My 2,600 word article for The American, a publication of the American Enterprise Institute in Washington, came out today. It's on the role of side projects in innovation. It draws upon examples such as 3M, Google, Apple, the Founding Fathers, and music band Metallica. Here's the conclusion:
Figuring out innovation—how to come up with a killer new idea and then execute it—has long been an obsession of entrepreneurs and the academics and journalists who study them. One of the great myths of the innovation process, often reported in the popular press, involves a creative genius experiencing a “eureka moment,” refining the golden idea, and then pursuing it toward blockbuster status.
Successful side projects and the policies that nurture them somewhat deflate this myth. First, they highlight the random circumstances that can give rise to important inspiration. Second, they promote experimentation—not abstract brainstorming—because the “aha!” moment does not always happen at the outset, as mythologized, but somewhere in the middle of the process. Third, they underscore not the mad, brilliant scientist at the top but the collective brainpower of all employees, especially those close to the customer—Richard Drew at 3M, Paul Buchheit at Google. These people are critical to sustaining innovation over the long term.
Most of all, side project successes serve as a reminder that when you try more stuff than the next guy, up go the odds that you are going to do something right. It is the law of large numbers in entrepreneurship. Thomas Jefferson once wrote, "It is amazing how much may be done if we are always doing." And as Jefferson later learned, it is amazing what can come of some of the things we least expect, which is good reason to always keep that crackpot project bubbling on the side and to stay open-minded about what it might one day become.
Do read the whole thing.
7 comments on “Role of Side Projects in Innovation”
Good excerpt; full article in the to-read queue. In your blog intro, I’m fascinated by the idea that your audience is SO biz-world-absorbed that it’s necessary to provide ‘music band’ as a descriptor for Metallica. =)
Have been following your ideas for a while, first time commenting.
Read the article on american.com. Why do you think some companies refuse to engage in this kind of approach even when they have the ability to do so? Is fostering this kind of corporate culture industry specific?
P.S. Just came across this: http://www.economist.com/business/management/displaystory.cfm?story_id=12677035
Similar idea to what you had 🙂
Might be industry-specific. Or just cultural. As I said in the piece, Apple
doesn’t have a side project policy.
Much ado is being made about Bo, the new four-footed addition to the White House. But did you know that Thomas Jefferson had a pet mockingbird that followed him around the White House?
Ben – Great post and article (well worth the full read).
This is a fascinating topic that relates to what I think is the core challenge of trying to manage for innovation—how to provide structure/process to optimize an inherently random thing.
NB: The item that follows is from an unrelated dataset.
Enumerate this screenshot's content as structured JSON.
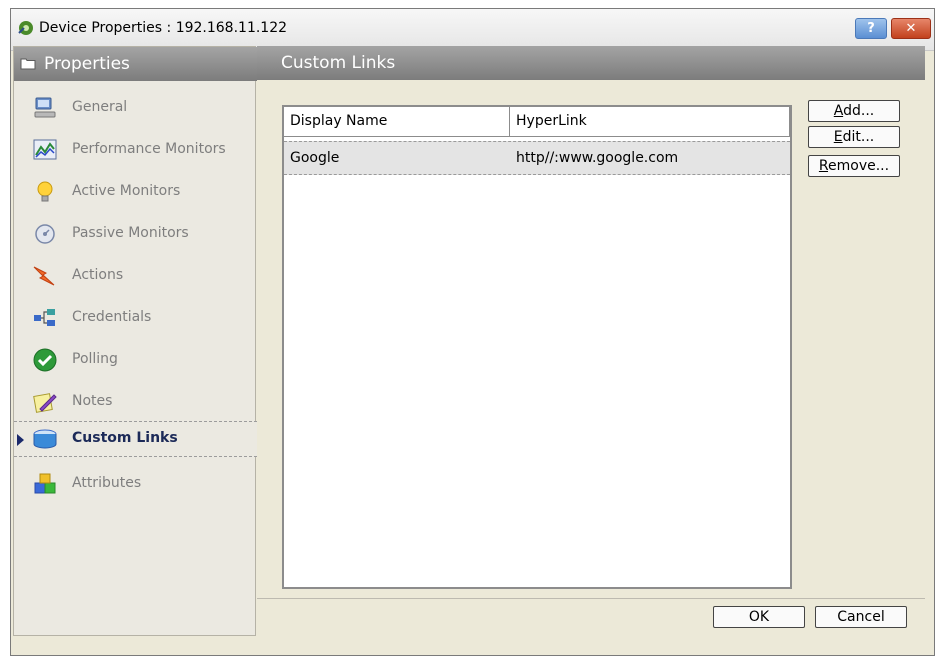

I like this concept of “side-projects” because it’s an example of one of the best ways to try to engineer innovation. That is the application of current expertise to a tangential problem (or vice versa).
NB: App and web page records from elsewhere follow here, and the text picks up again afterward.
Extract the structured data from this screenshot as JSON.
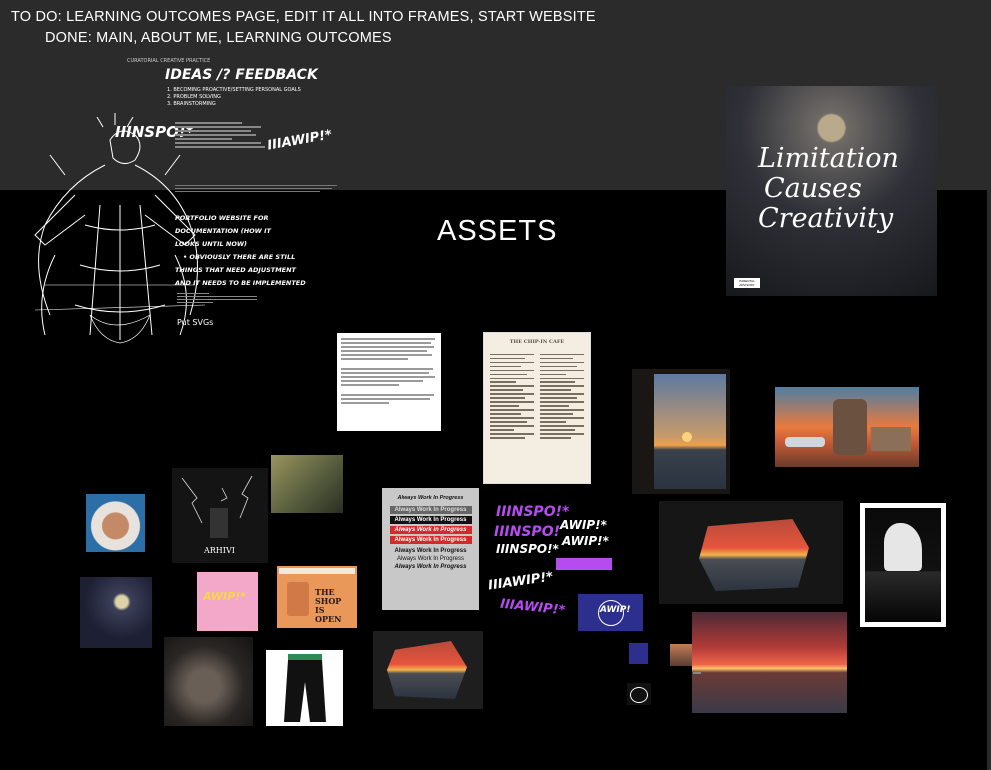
{
  "notes": {
    "todo": "TO DO: LEARNING OUTCOMES PAGE, EDIT IT ALL INTO FRAMES, START WEBSITE",
    "done": "DONE: MAIN, ABOUT ME, LEARNING OUTCOMES"
  },
  "frame": {
    "title": "ASSETS"
  },
  "sketch": {
    "header": "IDEAS /? FEEDBACK",
    "small_header": "CURATORIAL CREATIVE PRACTICE",
    "list": [
      "1. BECOMING PROACTIVE/SETTING PERSONAL GOALS",
      "2. PROBLEM SOLVING",
      "3. BRAINSTORMING"
    ],
    "inspo": "IIINSPO!*",
    "awip": "IIIAWIP!*",
    "portfolio": [
      "PORTFOLIO WEBSITE FOR",
      "DOCUMENTATION (HOW IT",
      "LOOKS UNTIL NOW)",
      "• OBVIOUSLY THERE ARE STILL",
      "THINGS THAT NEED ADJUSTMENT",
      "AND IT NEEDS TO BE IMPLEMENTED"
    ],
    "svg_note": "Put SVGs"
  },
  "album": {
    "lines": [
      "Limitation",
      "Causes",
      "Creativity"
    ],
    "badge": "PARENTAL ADVISORY"
  },
  "menu_card": {
    "title": "THE CHIP-IN CAFE"
  },
  "shop_card": {
    "title": "THE SHOP IS OPEN"
  },
  "awip_sheet": {
    "heading": "Always Work In Progress",
    "rows": [
      "Always Work In Progress",
      "Always Work In Progress",
      "Always Work In Progress",
      "Always Work In Progress",
      "Always Work In Progress",
      "Always Work In Progress",
      "Always Work In Progress"
    ]
  },
  "stickers": [
    "IIINSPO!*",
    "IIINSPO!",
    "IIINSPO!*",
    "AWIP!*",
    "AWIP!*",
    "IIIAWIP!*",
    "IIIAWIP!*",
    "AWIP!"
  ],
  "arhivi": "ARHIVI",
  "colors": {
    "bg": "#2b2b2b",
    "frame": "#000000",
    "purple": "#b64cf0",
    "navy": "#2d2f8f"
  }
}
In his book, How Breakthroughs Happen, Andy Hargadon calls this recombinant innovation. The book also challenges the notions of the “sole genius” and the “eureka moment.” His point is that breakthroughs actually happen with teams and iteratively. I’d suggest not only trying more stuff than the next guy, but try more stuff in different spheres. That way the likelihood of recombinant innovation is increased.
Keep up the good work!
~Cody (long time reader, first comment)
PS: I drafted this comment on Sunday. Procrastiflation at work!
Thanks Cody… I appreciate it.